“There absolutely is a debate among the Palestinians about what to do. I argue with people at work all the time. Yes, there are people who have given up on the peace process and who are saying we have nothing to lose. But to lose hope is a very dangerous thing. There is a real spirit of Palestinian democracy and education which has developed, in part, as a result of wanting to organise ourselves as well as the Israelis do. After Arafat, we’ll elect the right person. The Palestinians are civilised, they know their rights.” That remains to be seen, but it was impressively positive for a member of a people some would say are under siege.
Reuben is a yeshiva student. We were sitting in a square in the Jewish Quarter. I had returned to the heart of the matter, the great walled Old City of Jerusalem, where countless mosques, churches and synagogues are held in a suffocating embrace of antagonism and common foundation. “No!” shouted Reuben over his coffee. “No, I can’t believe it will happen!”With its perfect limestone masonry and spotless boutiques, the quarter hums and sparkles with all the efficiency of a Levantine Switzerland. “Every year for 2,000 years, we celebrated our festivals by saying ‘next year in Jerusalem’. So, now we’re here, we’re not giving it away, and that means the whole city. Who founded this city anyway?” Founders keepers, huh? “Even if we have to fight for it again!”
There appeared to be plenty of people with just that thought in mind, as the Jewish Quarter had steadily filled during the previous days with armed Israelis. Bookish-looking teenagers carried Uzis slung over their shoulders, uniformed and plain-clothes police had taken up positions around the squares and alleyways.
The yeshiva students were in no doubt that such protection was necessary. A terrible fear of what the Arabs might do haunts them all. “They’re a violent people – they’re capable of anything,” asserted 18-year-old Erica.
Those Jews who venture out of their quarter into the rest of the Old City might find they are overreacting, but few venture through the Arab souks and winding passages without an armed escort these days. This despite the thousands of grumpy, baseball-capped tourists who still surge through the already teeming streets, many loitering long after dark when the streets empty. Jerusalem, despite the protestations of some of its residents and many imaginative correspondents, is far from a war zone. Demonstrations happen, certainly, but in the Holy City, at least, they are localised and easily avoided. And, to talk to their participants, there are few better ways than to go and shoot some pool.
My partner was Khader, a friendly 17-year-old Palestinian. We met by the pool rooms in the Old City’s Christian Quarter, a large, rather battered establishment with a clutch of dated video games at the entrance, six American pool tables and a qahwa, or coffee house, at the back. An identical scene could be played out at any number of inner-city locations in Britain.
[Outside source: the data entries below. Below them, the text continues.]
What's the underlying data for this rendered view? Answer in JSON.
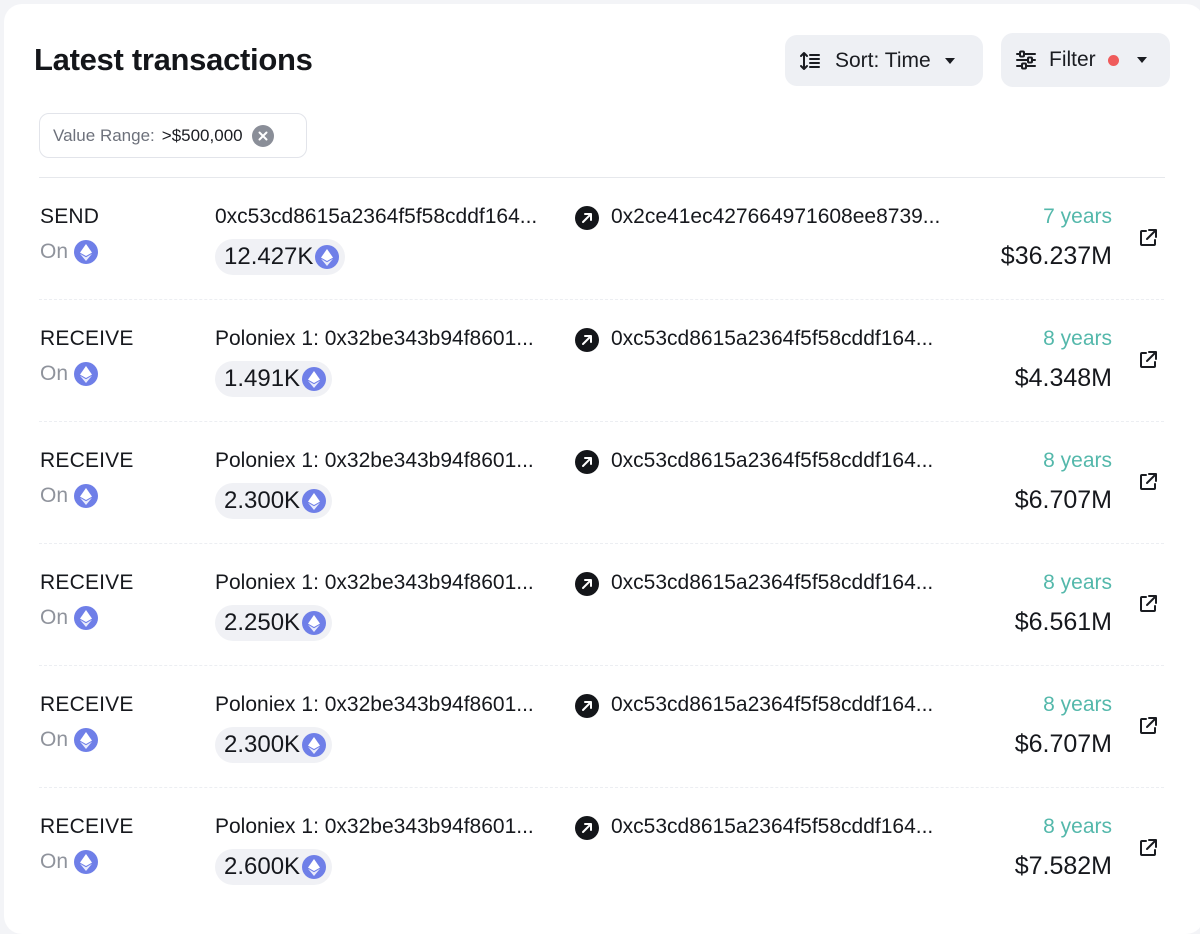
{
  "header": {
    "title": "Latest transactions",
    "sort_label": "Sort: Time",
    "filter_label": "Filter"
  },
  "filter_chip": {
    "label": "Value Range:",
    "value": ">$500,000"
  },
  "on_label": "On",
  "transactions": [
    {
      "type": "SEND",
      "from": "0xc53cd8615a2364f5f58cddf164...",
      "to": "0x2ce41ec427664971608ee8739...",
      "amount": "12.427K",
      "age": "7 years",
      "usd": "$36.237M"
    },
    {
      "type": "RECEIVE",
      "from": "Poloniex 1: 0x32be343b94f8601...",
      "to": "0xc53cd8615a2364f5f58cddf164...",
      "amount": "1.491K",
      "age": "8 years",
      "usd": "$4.348M"
    },
    {
      "type": "RECEIVE",
      "from": "Poloniex 1: 0x32be343b94f8601...",
      "to": "0xc53cd8615a2364f5f58cddf164...",
      "amount": "2.300K",
      "age": "8 years",
      "usd": "$6.707M"
    },
    {
      "type": "RECEIVE",
      "from": "Poloniex 1: 0x32be343b94f8601...",
      "to": "0xc53cd8615a2364f5f58cddf164...",
      "amount": "2.250K",
      "age": "8 years",
      "usd": "$6.561M"
    },
    {
      "type": "RECEIVE",
      "from": "Poloniex 1: 0x32be343b94f8601...",
      "to": "0xc53cd8615a2364f5f58cddf164...",
      "amount": "2.300K",
      "age": "8 years",
      "usd": "$6.707M"
    },
    {
      "type": "RECEIVE",
      "from": "Poloniex 1: 0x32be343b94f8601...",
      "to": "0xc53cd8615a2364f5f58cddf164...",
      "amount": "2.600K",
      "age": "8 years",
      "usd": "$7.582M"
    }
  ],
  "icons": {
    "sort": "sort-icon",
    "filter": "sliders-icon",
    "chip_close": "close-circle-icon",
    "chain": "ethereum-icon",
    "direction": "arrow-up-right-icon",
    "external": "external-link-icon"
  },
  "colors": {
    "age_text": "#54b8ab",
    "filter_dot": "#ef5b5b",
    "eth_badge": "#6f7fe8",
    "button_bg": "#eef0f4"
  }
}
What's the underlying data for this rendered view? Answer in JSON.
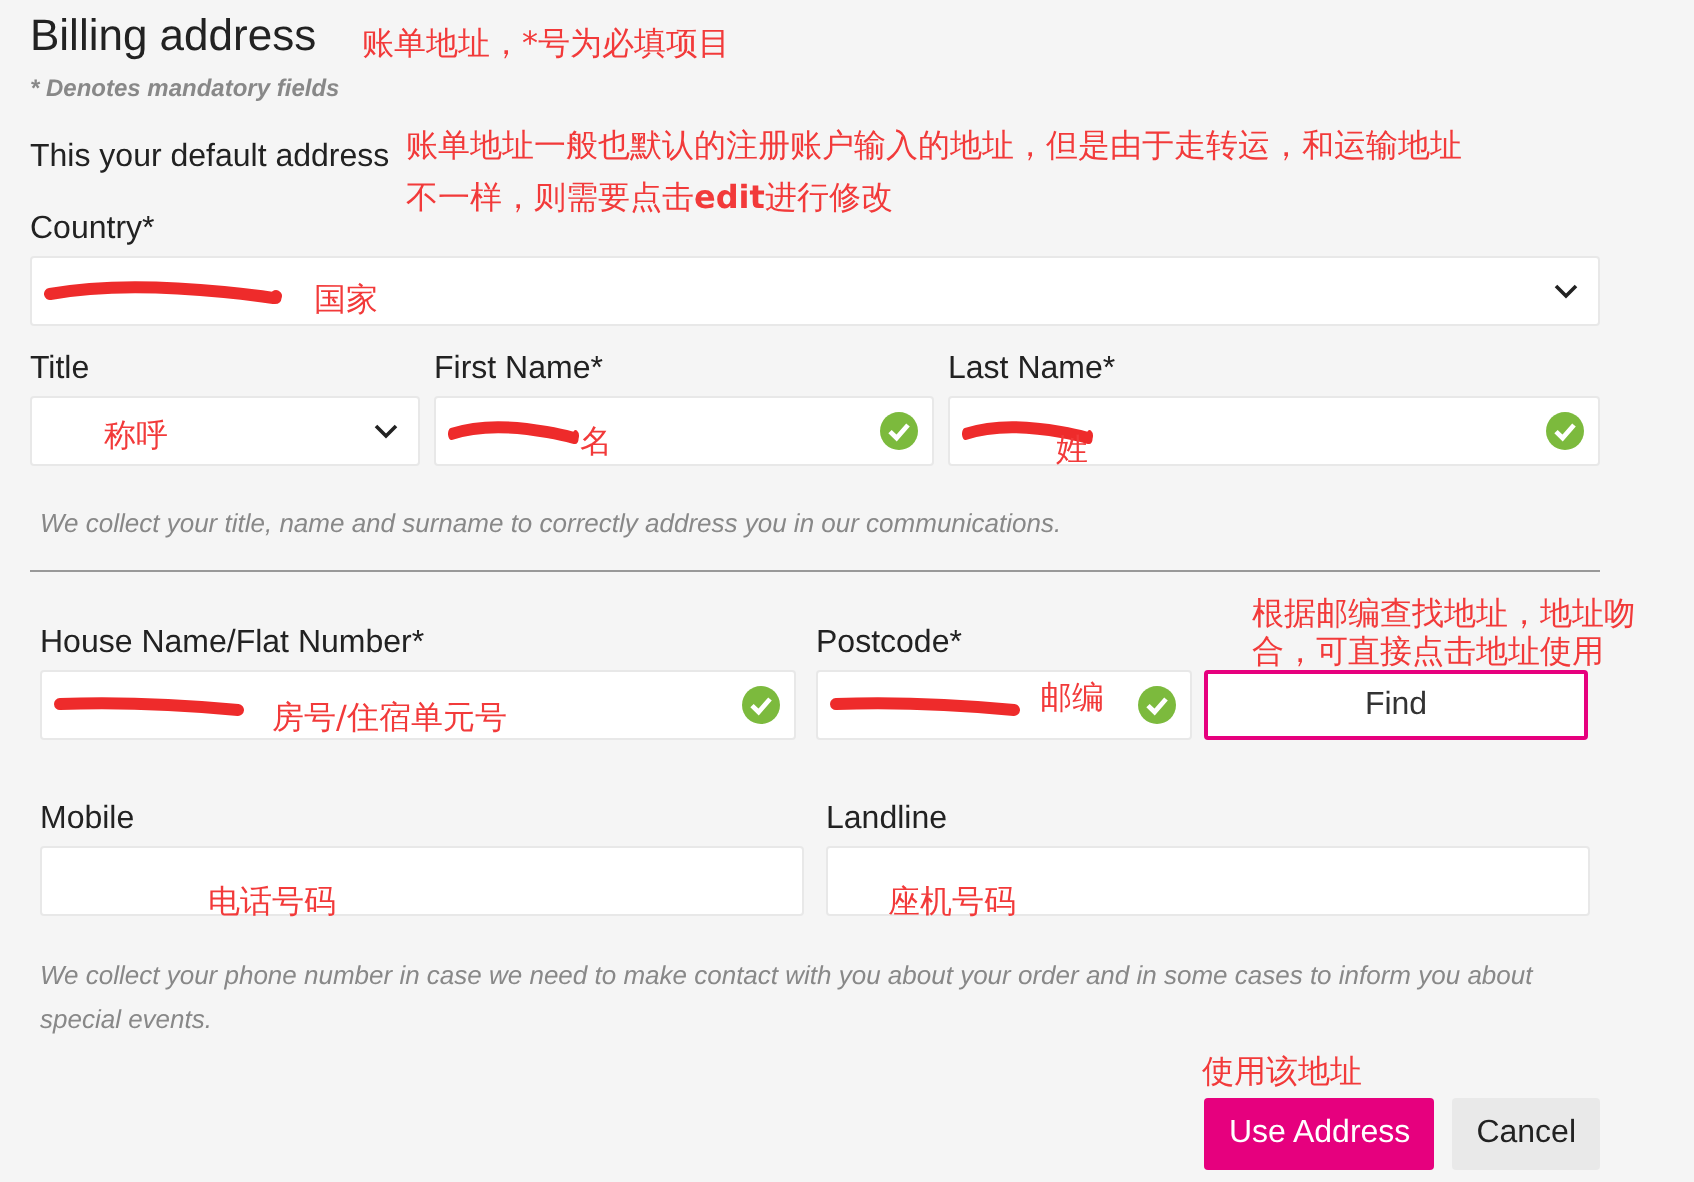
{
  "title": "Billing address",
  "mandatory_note": "* Denotes mandatory fields",
  "default_note": "This your default address",
  "name_rows": [
    [
      {
        "kind": "select",
        "label": "Country*",
        "redacted": true,
        "valid": false
      }
    ],
    [
      {
        "kind": "select",
        "label": "Title",
        "redacted": false,
        "valid": false
      },
      {
        "kind": "text",
        "label": "First Name*",
        "redacted": true,
        "valid": true
      },
      {
        "kind": "text",
        "label": "Last Name*",
        "redacted": true,
        "valid": true
      }
    ]
  ],
  "name_hint": "We collect your title, name and surname to correctly address you in our communications.",
  "contact_rows": [
    [
      {
        "kind": "text",
        "label": "House Name/Flat Number*",
        "redacted": true,
        "valid": true
      },
      {
        "kind": "text",
        "label": "Postcode*",
        "redacted": true,
        "valid": true
      },
      {
        "kind": "button",
        "label": "Find"
      }
    ],
    [
      {
        "kind": "text",
        "label": "Mobile",
        "redacted": false,
        "valid": false
      },
      {
        "kind": "text",
        "label": "Landline",
        "redacted": false,
        "valid": false
      }
    ]
  ],
  "contact_hint": "We collect your phone number in case we need to make contact with you about your order and in some cases to inform you about special events.",
  "buttons": [
    {
      "label": "Use Address",
      "primary": true
    },
    {
      "label": "Cancel",
      "primary": false
    }
  ],
  "annotations": [
    "账单地址，*号为必填项目",
    "账单地址一般也默认的注册账户输入的地址，但是由于走转运，和运输地址不一样，则需要点击**edit**进行修改",
    "国家",
    "称呼",
    "名",
    "姓",
    "根据邮编查找地址，地址吻合，可直接点击地址使用",
    "房号/住宿单元号",
    "邮编",
    "电话号码",
    "座机号码",
    "使用该地址"
  ]
}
I started to play according to the standard pattern, but Khader quickly stopped me. “We don’t play by American rules,” he said, in a masterstroke of political double entendre.
As we played, Khader told me about his part in the demonstrations: “We will fight for our nation, with our blood.” It was a learnt phrase, but it looked like he meant it. Do you always go? “How could you stay at home?” Do your parents like you going? “No,” he smiled, “not at all.” Not much chance of Arafat stopping him, then.
Fouad had explained it to me more vividly the previous day: “You feel anger and the anger of those around you. You shout slogans. You feel proud and frightened.” These are the riots and demonstrations that have changed the lives of young Israelis and Palestinians throughout the country. While it has reaffirmed the identity and pride of many Arabs, it has scared and demoralised Israeli youth of both the left and right.
People have stopped watching CNN in the bars now. Fear still haunts the streets of West Jerusalem, and they don’t need to be reminded why.